What John English didn’t know when he became a city councilman in 2001 was that his life was about to be turned upside down by methamphetamine, a treacherous drug that has destroyed thousands of lives and continues to destroy lives from coast to coast.

Arrested for methamphetamine possession in Sacramento and Yolo counties in 2004 and 2005, English adamantly denied knowledge of the drug. He represented himself in Sacramento County Superior Court and continued to claim innocence even after a jury found him guilty and he was sentenced to four years probation and 30 days in jail.

Before turning himself in for his Sacramento jail sentence, he was again arrested for methamphetamine possession, this time in a Yolo County casino.

Again, English denied any knowledge of the drugs.

By then, English’s life had become a train wreck. He’d lost his council post, his business was suffering, people were avoiding him and family members had become alienated. John English’s life was lost in a methamphetamine nightmare.

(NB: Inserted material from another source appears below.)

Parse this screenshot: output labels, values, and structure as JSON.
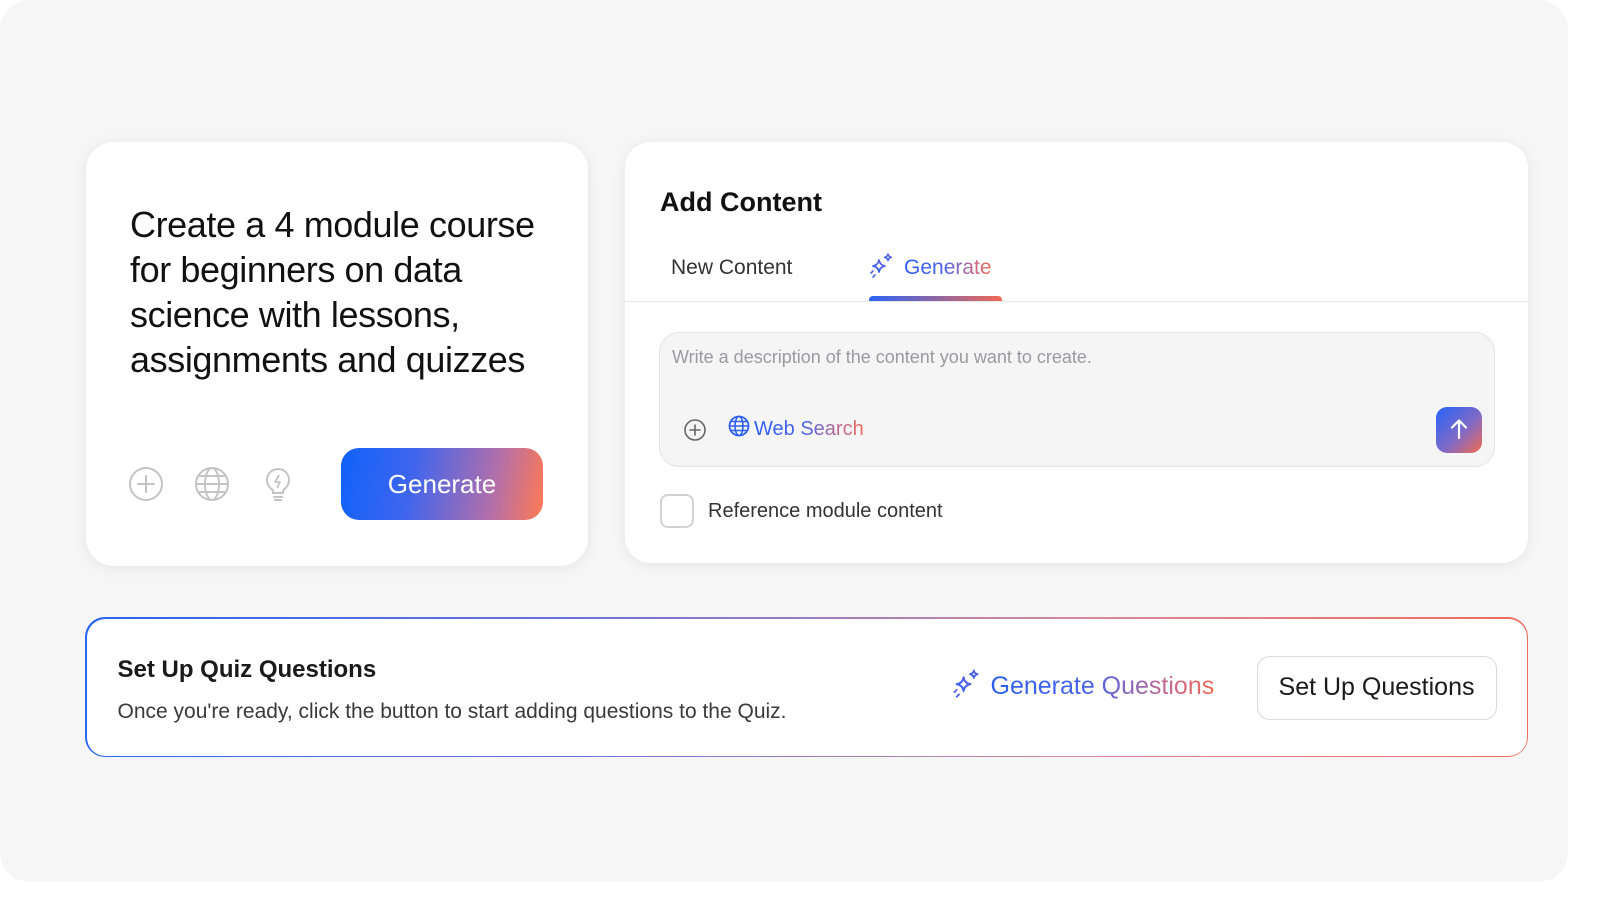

To his credit, he eventually rose above the drug and admitted his addiction to the court and to the public.

“I’m a methamphetamine addict and I’m admitting that in this court,” English told Sacramento Superior Court Judge Patrick Marlette last fall. “It’s time for me to get on with my life and I cannot do that with the perpetuation of this lie.”

English has since served his time, paid his fines, participated in a Sacramento County drug rehabilitation program and, last week, was placed on three years probation on the Yolo County meth charge.

Some people think English got off easy.

Don’t believe it.

John English was most certainly not a career criminal and he lost just about everything he had to a drug that has proven incredibly destructive to people in all walks of life – from cops to computer programmers, politicians to plumbers and the occasional soccer mom.

It’s remarkably addictive and can trash an otherwise productive and blameless life in a year or two – sometimes less. It’s a nightmare from which some victims never awaken.

I spent a lot of time talking with John English during the course of his trial, and I believe the former councilman is a decent man capable of keeping clean and sober and doing good in whatever community he chooses for his home.

So I say good luck, John. I wish you well.

Originally published February 12, 2006